I have to admit I was “starstruck” by the topline numbers in the Groupon S-1 when it came out yesterday. A number of people have now more carefully gone through the Groupon S-1 (including me), done some calculations and found some disturbing or concerning trends in the numbers. Among them, customer acquisition costs and losses are growing at Groupon. The word “unsustainable” is being used repeatedly to describe the state of the business.

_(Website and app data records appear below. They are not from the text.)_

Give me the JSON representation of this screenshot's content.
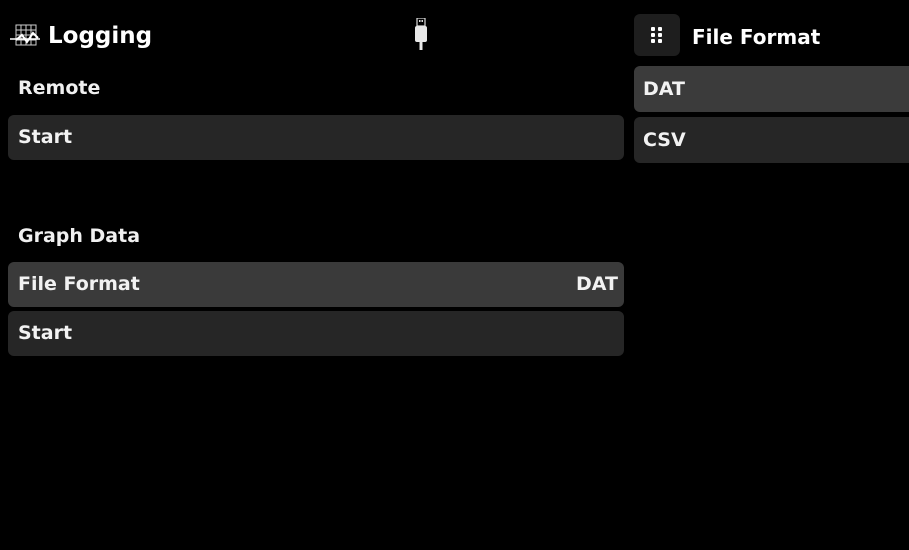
{
  "header": {
    "title": "Logging",
    "icon": "chart-grid-icon",
    "status_icon": "usb-icon"
  },
  "main": {
    "remote_label": "Remote",
    "remote_start_label": "Start",
    "graph_label": "Graph Data",
    "file_format_label": "File Format",
    "file_format_value": "DAT",
    "graph_start_label": "Start"
  },
  "panel": {
    "menu_icon": "grid-dots-icon",
    "title": "File Format",
    "options": [
      "DAT",
      "CSV"
    ],
    "selected": "DAT"
  },
  "colors": {
    "background": "#000000",
    "row": "#262626",
    "row_selected": "#3a3a3a",
    "text": "#f2f2f2"
  }
}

I’m still impressed by Groupon and its prospects but it’s clear that Groupon is under pressure to “fix” some things about the business. And there are major competitors that also put pressure on the company (and potentially its margins in particular). If Groupon buying per customer goes down over time and customer acquisition costs remain high, while margins come under pressure from major competitors (e.g., Google, Facebook) the economics look increasingly less attractive despite the topline growth.
Yipit has an excellent and detailed post that points out all the negatives around costs. These were points also made to me last night on Twitter almost immediately by Scott Wolfgang of Hearst.
Yipit’s Jim Moran examines a “mature” market (Boston) and concludes that the economics deteriorate in Groupon’s core business over time. More competition and, perhaps, “deal fatigue” has lead to declining revenue per customer and increased customer acquisition costs (as customers become inactive or “churn”):
Rakesh Agrawal on Quora raises some issues and asks some questions about information missing from the S-1:
- A key metric for me would be email open rates. Groupon damn well better have that metric in house. They might have left it out for competitive reasons, but it might also be because the numbers are declining.
- I estimate the cost of a list subscriber at $5.50 and the cost of an actual purchaser at $26.50. That’s a big number for a business with few barriers to entry. For Netflix, this number is $18.03 — but Netflix has a subscription business with recurring revenue. Groupon’s numbers should be lower than Netflix’s. I estimate that in order for Groupon to be profitable on a customer, they need to sell three average deals.
- Google just launched its Offers product in Portland. (This post was written at the first Google Offers venue.) Based on the initial set of merchants and offers, I believe that Google is aggressively subsidizing these offers. To the extent that Google continues to do this, it will put a lot of margin pressure on Groupon and others.
GigaOM’s Matthew Ingram presents the two sides of a “is Groupon doomed to fail”? debate that inconclusively played out on Twitter last night.
What do you think?
Now that the dust has settled a bit on the S-1 and some major negatives have emerged do you think that investors will buy the growth story or be put off by the “deteriorating” core business, as Yipit’s Moran describes it?
Update: I just had a discussion with an “insider” (not at Groupon) who made the point that there’s now too much focus on the losses, in his view. He said that Groupon could turn off its marketing and over the next 30 days the company would be immesly profitable.
Here are some numbers on Groupon from Hitwise:
- Groupon.com, by market share of US visits, is the 64th most visited site in the US (out of 1mm+) for the week ending May 28th.
- Groupon.com captured 14 million + total US visits for the week ending May 28th.
- The market share of US visits for Groupon.com increased 564% comparing last week vs. same week in 2010.
- Groupon.com captured 76% of visits among a category of 81 Group Buying sites for the week ending May 28th.
- Searches for “groupon” in the US have increased 462% comparing last week vs. same week in 2010.